My husband came to the United States in 1997. He is from Iraq. He was a de facto refugee. I will give you the short, unemotional version.
During the first Iraq war, he and his family sought shelter from the bombing in his father’s basement. In Iraq the homes are made of stone and the doors are solid wood. One time a piece of shrapnel blew their front door off the hinges and into the foyer. Fortunately, no one was nearby. The bombs were often unexpected and close – the blasts sometimes relocated people and furniture around the rooms.
His mother suffered from diabetes. She required insulin. Under the United Nations sanctions against Iraq, insulin was considered dual purpose (potential for use other than the intended purpose), so insulin was not available.

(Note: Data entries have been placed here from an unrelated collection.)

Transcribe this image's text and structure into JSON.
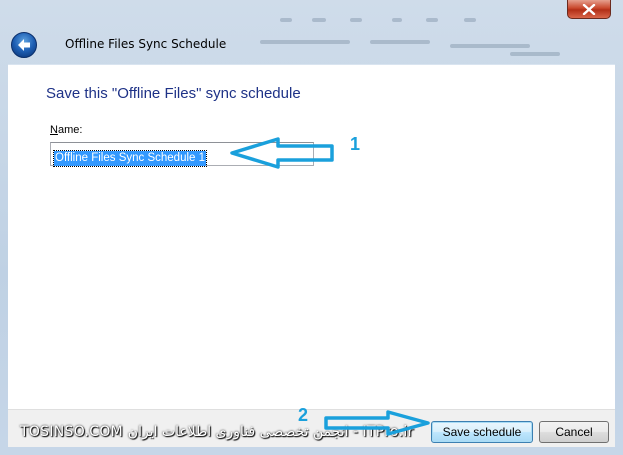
{
  "window": {
    "title": "Offline Files Sync Schedule",
    "close_symbol": "×"
  },
  "page": {
    "instruction": "Save this \"Offline Files\" sync schedule",
    "name_label_mnemonic": "N",
    "name_label_rest": "ame:",
    "name_value": "Offline Files Sync Schedule 1"
  },
  "buttons": {
    "save": "Save schedule",
    "cancel": "Cancel"
  },
  "annotations": {
    "step1": "1",
    "step2": "2"
  },
  "watermark": "TOSINSO.COM انجمن تخصصی فناوری اطلاعات ایران - ITPro.ir",
  "icons": {
    "back": "back-arrow-icon",
    "close": "close-icon",
    "annotation_arrow": "annotation-arrow-icon"
  },
  "colors": {
    "title_blue": "#1e3287",
    "selection": "#3399ff",
    "annotation": "#1aa0dc",
    "close_red": "#c9482d"
  }
}
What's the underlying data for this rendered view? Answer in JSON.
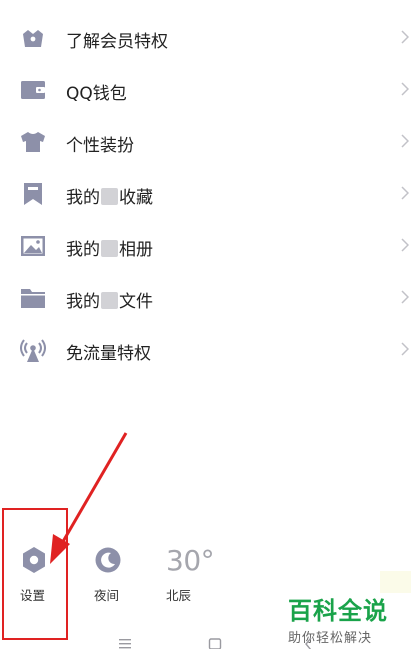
{
  "menu": {
    "items": [
      {
        "label": "了解会员特权"
      },
      {
        "label": "QQ钱包"
      },
      {
        "label": "个性装扮"
      },
      {
        "label_pre": "我的",
        "label_post": "收藏"
      },
      {
        "label_pre": "我的",
        "label_post": "相册"
      },
      {
        "label_pre": "我的",
        "label_post": "文件"
      },
      {
        "label": "免流量特权"
      }
    ]
  },
  "quick_actions": {
    "settings_label": "设置",
    "night_label": "夜间",
    "weather_temp": "30°",
    "weather_city": "北辰"
  },
  "watermark": {
    "title": "百科全说",
    "subtitle": "助你轻松解决"
  },
  "colors": {
    "icon": "#8d90a9",
    "chevron": "#c2c2c8",
    "annotation": "#e02222",
    "watermark": "#1aa34a"
  }
}
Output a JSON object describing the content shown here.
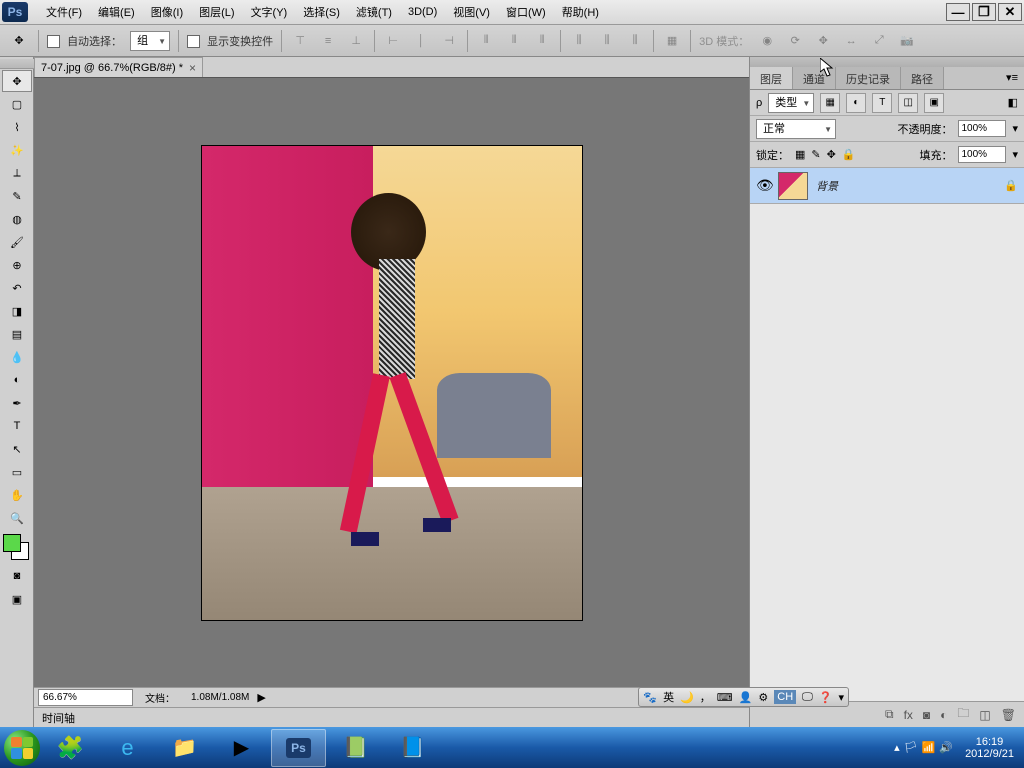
{
  "app": {
    "logo": "Ps"
  },
  "menu": {
    "items": [
      "文件(F)",
      "编辑(E)",
      "图像(I)",
      "图层(L)",
      "文字(Y)",
      "选择(S)",
      "滤镜(T)",
      "3D(D)",
      "视图(V)",
      "窗口(W)",
      "帮助(H)"
    ]
  },
  "window_controls": {
    "min": "—",
    "max": "❐",
    "close": "✕"
  },
  "options": {
    "auto_select": "自动选择：",
    "group": "组",
    "show_transform": "显示变换控件",
    "mode_3d": "3D 模式："
  },
  "document": {
    "tab": "7-07.jpg @ 66.7%(RGB/8#) *",
    "zoom": "66.67%",
    "info_label": "文档：",
    "info": "1.08M/1.08M",
    "timeline": "时间轴"
  },
  "panels": {
    "tabs": [
      "图层",
      "通道",
      "历史记录",
      "路径"
    ],
    "filter_kind": "类型",
    "blend_mode": "正常",
    "opacity_label": "不透明度：",
    "opacity": "100%",
    "lock_label": "锁定：",
    "fill_label": "填充：",
    "fill": "100%",
    "layer_name": "背景"
  },
  "ime": {
    "lang": "英",
    "ch": "CH"
  },
  "taskbar": {
    "time": "16:19",
    "date": "2012/9/21"
  }
}
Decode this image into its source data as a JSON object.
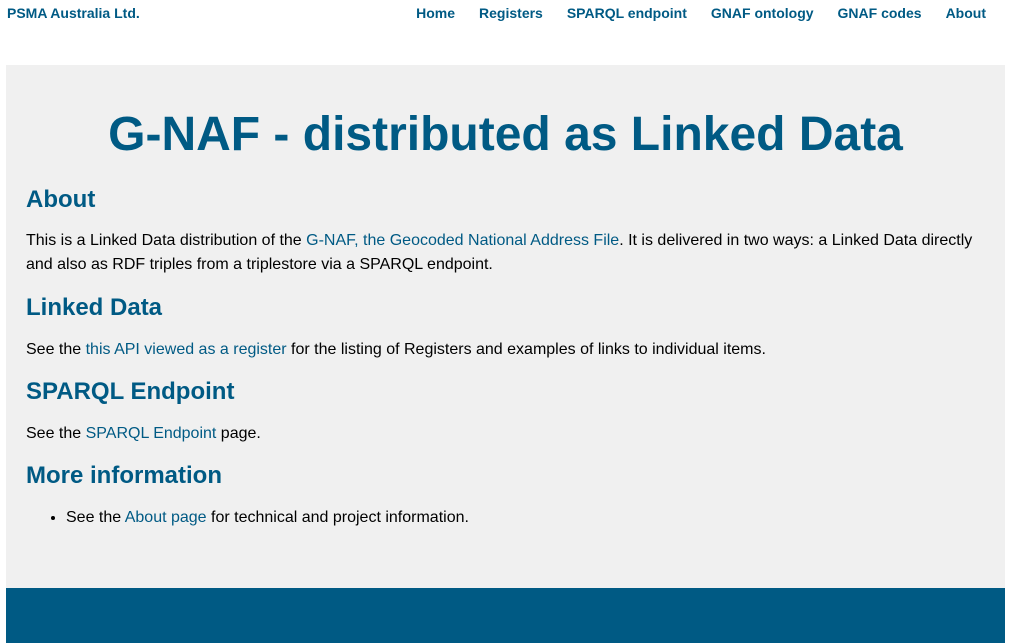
{
  "header": {
    "brand": "PSMA Australia Ltd.",
    "nav": [
      {
        "label": "Home"
      },
      {
        "label": "Registers"
      },
      {
        "label": "SPARQL endpoint"
      },
      {
        "label": "GNAF ontology"
      },
      {
        "label": "GNAF codes"
      },
      {
        "label": "About"
      }
    ]
  },
  "main": {
    "title": "G-NAF - distributed as Linked Data",
    "sections": {
      "about": {
        "heading": "About",
        "text_before": "This is a Linked Data distribution of the ",
        "link": "G-NAF, the Geocoded National Address File",
        "text_after": ". It is delivered in two ways: a Linked Data directly and also as RDF triples from a triplestore via a SPARQL endpoint."
      },
      "linked_data": {
        "heading": "Linked Data",
        "text_before": "See the ",
        "link": "this API viewed as a register",
        "text_after": " for the listing of Registers and examples of links to individual items."
      },
      "sparql": {
        "heading": "SPARQL Endpoint",
        "text_before": "See the ",
        "link": "SPARQL Endpoint",
        "text_after": " page."
      },
      "more_info": {
        "heading": "More information",
        "items": [
          {
            "text_before": "See the ",
            "link": "About page",
            "text_after": " for technical and project information."
          }
        ]
      }
    }
  },
  "colors": {
    "brand": "#005a84",
    "panel_bg": "#f0f0f0",
    "footer_bg": "#005a84"
  }
}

His mother got gangrene on her foot, a common symptom of untreated high diabetes. The doctors had no choice but to surgically remove her foot. She went into a diabetic coma and the gangrene spread to her leg. The doctors wanted to surgically remove her leg in an attempt to save her from the gangrene, but the risk of death was high due to the coma and the sanctions prevented even the hospital from having insulin. They decided to operate. She died on the operating table.
Over the next few years my husband was able to escape from Iraq to the United States. We met and married a couple of years after he arrived. It took almost ten years for him to become a citizen, as was the case for many Arabs and Muslims following 9/11, but eventually he did.
Within a few months there was an election and he voted for the first time.
Again, we celebrated.
Again, we celebrated.
I asked my husband once how he did not hate the United States since the sanction and bombing, both led by the United States, caused so much suffering for him and his family, even resulting in his mother’s death.
He responded, “Because the United States was the only country that took me in.”
Americans have some magic that all people around the globe like them. There are good and people wherever one travels but I care about my self to be genuine and kind with others regardless of their appearance, gender, race ....ReplyDelete